A: We just held our inaugural meeting and spent a good portion of the session getting to know one another. Secondarily, the first meeting provided an important opportunity for Professor Portillo to update the board on where ASU’s School of Public Affairs is today, along with its continued improvement in the school’s rankings. She shared an enormous amount of exciting information about trajectory of the school and how the new board can support both the program and its students.

Like any successful organization, the goal is to get all board members grounded in the facts and to begin advancing board members’ ideas on how we tackle our core objectives. We’ll spend some time building consensus and prioritization of these ideas and look to help continue building the amazing momentum the School of Public Affairs already has underway.

Q: Where in the public service profession do you think School of Public Affairs graduates will be needed the most in the next five years?

A: We need talented public servants at every level of government. There are so many opportunities at the federal, state and local levels with a growing list of critical issues to solve. I would argue that these incredibly challenging times in the public sector present one of the most exciting and rewarding environments in which to pursue rewarding and socially impactful career opportunities.

The School of Public Affairs is part of the Watts College of Public Service and Community Solutions.

More Law, journalism and politics


Image of an aerial view of a group of people seated at a table with laptops and papers superimposed with the letters "SUSI."

ASU's Cronkite School to host international scholars, students for SUSI programs

This summer, the Walter Cronkite School of Journalism and Mass Communication at Arizona State University is hosting two Study of…

June 17, 2024
A gavel sits on top of a laptop.

ASU Law launches AI focus across multiple degree programs

The Sandra Day O’Connor College of Law at Arizona State University — ranked the nation’s most innovative university since U.S.…

June 11, 2024
People seated at a conference table smiling.

Business journalists continue to earn premium salaries; 70% report salary increases

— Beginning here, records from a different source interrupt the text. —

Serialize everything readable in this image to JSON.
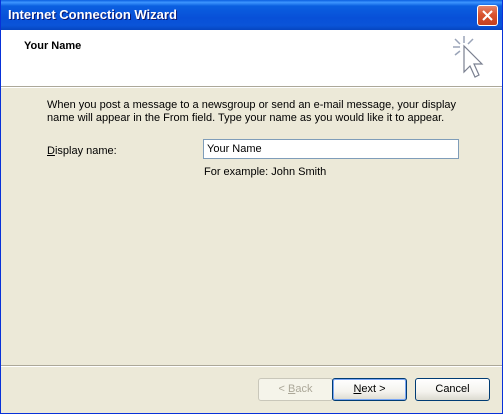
{
  "window": {
    "title": "Internet Connection Wizard"
  },
  "header": {
    "title": "Your Name"
  },
  "body": {
    "description": "When you post a message to a newsgroup or send an e-mail message, your display name will appear in the From field.  Type your name as you would like it to appear.",
    "display_name_label_prefix": "D",
    "display_name_label_rest": "isplay name:",
    "display_name_value": "Your Name",
    "example": "For example: John Smith"
  },
  "buttons": {
    "back_prefix": "< ",
    "back_mnemonic": "B",
    "back_rest": "ack",
    "next_mnemonic": "N",
    "next_rest": "ext >",
    "cancel": "Cancel"
  }
}
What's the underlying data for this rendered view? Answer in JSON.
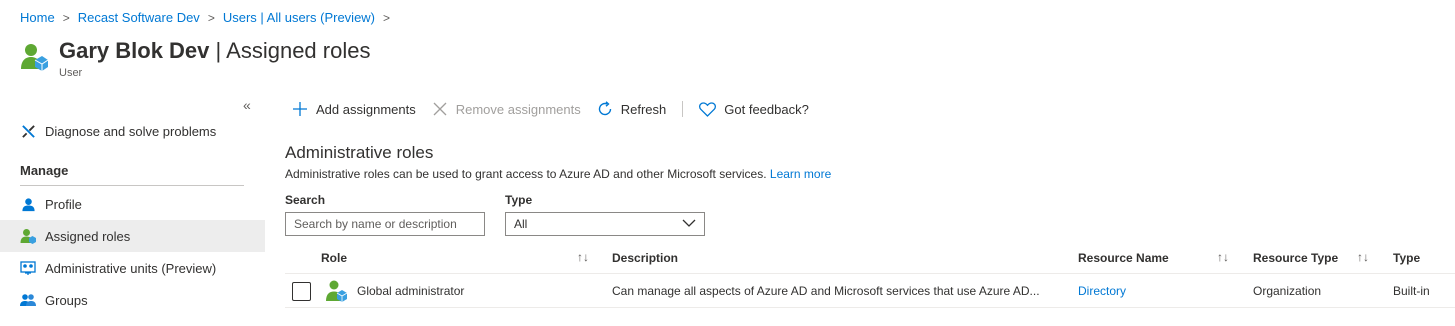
{
  "breadcrumb": {
    "items": [
      "Home",
      "Recast Software Dev",
      "Users | All users (Preview)"
    ],
    "separator": ">"
  },
  "header": {
    "name": "Gary Blok Dev",
    "divider": "|",
    "page": "Assigned roles",
    "subtitle": "User",
    "icon": "user-icon"
  },
  "sidebar": {
    "collapse_glyph": "«",
    "diagnose_label": "Diagnose and solve problems",
    "section_manage": "Manage",
    "items": [
      {
        "label": "Profile",
        "icon": "profile-icon"
      },
      {
        "label": "Assigned roles",
        "icon": "assigned-roles-icon",
        "active": true
      },
      {
        "label": "Administrative units (Preview)",
        "icon": "admin-units-icon"
      },
      {
        "label": "Groups",
        "icon": "groups-icon"
      }
    ]
  },
  "toolbar": {
    "add": "Add assignments",
    "remove": "Remove assignments",
    "refresh": "Refresh",
    "feedback": "Got feedback?"
  },
  "content": {
    "title": "Administrative roles",
    "description": "Administrative roles can be used to grant access to Azure AD and other Microsoft services.",
    "learn_more": "Learn more"
  },
  "filters": {
    "search_label": "Search",
    "search_placeholder": "Search by name or description",
    "type_label": "Type",
    "type_value": "All"
  },
  "table": {
    "columns": [
      "Role",
      "Description",
      "Resource Name",
      "Resource Type",
      "Type"
    ],
    "sort_glyph": "↑↓",
    "rows": [
      {
        "role": "Global administrator",
        "description": "Can manage all aspects of Azure AD and Microsoft services that use Azure AD...",
        "resource_name": "Directory",
        "resource_type": "Organization",
        "type": "Built-in"
      }
    ]
  },
  "colors": {
    "accent": "#0078d4",
    "active_nav": "#ededed",
    "user_green": "#5ea833"
  }
}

Business journalists continue to earn an impressive premium over their general-news peers, while demographic data indicate a…

June 04, 2024